“If it is intended to be used for tasks as specialised as predictive maintenance within a particular manufacturing process (…) a ChatGPT trained on years’ worth of historical records of maintenance tasks [for a specific manufacturing process] will potentially be able to assist in monitoring – offline or online – an assembly line to detect and predict equipment faults,” he added.
However, there are clear time-saving benefits to using ChatGPT, which also reduces the need for potentially expensive human input on some tasks like research.
Dr Vaggelis Giannikas, Associate Professor at the School of Management at the University of Bath, south-west England, feels that ChatGPT can help spread knowledge and understanding of how to optimise supply chains, including for apparel.
“At the moment, most of us use Google to learn about a new supply chain management approach, search what our suppliers/competitors do, find market information etc.
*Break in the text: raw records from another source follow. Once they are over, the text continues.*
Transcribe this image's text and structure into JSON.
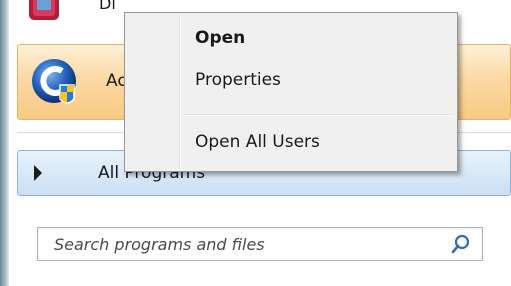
{
  "programs": {
    "top_item_partial": "Di",
    "selected_item_partial": "Ac",
    "all_programs": "All Programs"
  },
  "search": {
    "placeholder": "Search programs and files"
  },
  "context_menu": {
    "items": [
      {
        "label": "Open",
        "bold": true
      },
      {
        "label": "Properties",
        "bold": false
      },
      {
        "label": "Open All Users",
        "bold": false
      }
    ]
  },
  "icons": {
    "top_program": "program-app-icon",
    "selected_program": "shield-app-icon",
    "all_programs_arrow": "arrow-right-icon",
    "search": "search-icon"
  },
  "colors": {
    "selection": "#fbd9a4",
    "all_programs_bg": "#c9dff4",
    "menu_bg": "#f0f0f0"
  }
}
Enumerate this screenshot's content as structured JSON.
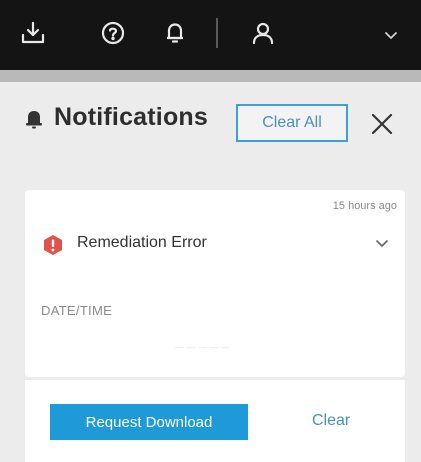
{
  "topbar": {
    "icons": [
      "download-icon",
      "help-icon",
      "bell-icon",
      "user-icon",
      "chevron-down-icon"
    ]
  },
  "panel": {
    "title": "Notifications",
    "clear_all_label": "Clear All",
    "close_icon": "close-icon"
  },
  "notification": {
    "time": "15 hours ago",
    "title": "Remediation Error",
    "status_icon": "error-icon",
    "status_color": "#e0534a",
    "datetime_label": "DATE/TIME",
    "datetime_value": "— — — — —"
  },
  "actions": {
    "request_download_label": "Request Download",
    "clear_label": "Clear"
  },
  "colors": {
    "accent": "#1f9ad8",
    "topbar": "#141414"
  }
}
Technologies like ChatGPT have the potential to make this easier for us by providing an interface (…) for people to get the information they might need,” he said.
Bargiannis says that while generative AI tools like ChatGPT may be able to help reduce operational and resourcing costs in this way, wider integration can only be achieved if these technologies can at least partially explain their responses, something they cannot do at present – creating the risk that supply chains might be allowed to operate on inaccurate information.
“Imagine the scenario of a procurement manager in a yarn production company asking ChatGPT which supplier to select for a particular fibre order? Would they be able to trust the response they receive if it’s not accompanied by a clear explanation that depends on specific criteria supporting that decision?”.
Bargiannis is also doubtful about the potential uses for AI in helping to tackle the significant issues of counterfeit products in the fashion industry and improving sustainability: “End-to-end traceability and visibility across the fashion supply chain is still a major challenge, and the barriers to achieving it are not primarily related to technology maturity, but rather to unavailability of the necessary infrastructure and legislation,” he said. For example, it has only been a year since the European Commission adopted a proposal to create a digital product passport promoting the sale of sustainable products across the European Union (EU). (3) Until traceability-related initiatives are operational, technologies such as “ChatGPT will be unable to contribute to any improvement, as they rely on access to such data to facilitate track and trace processes”, he said.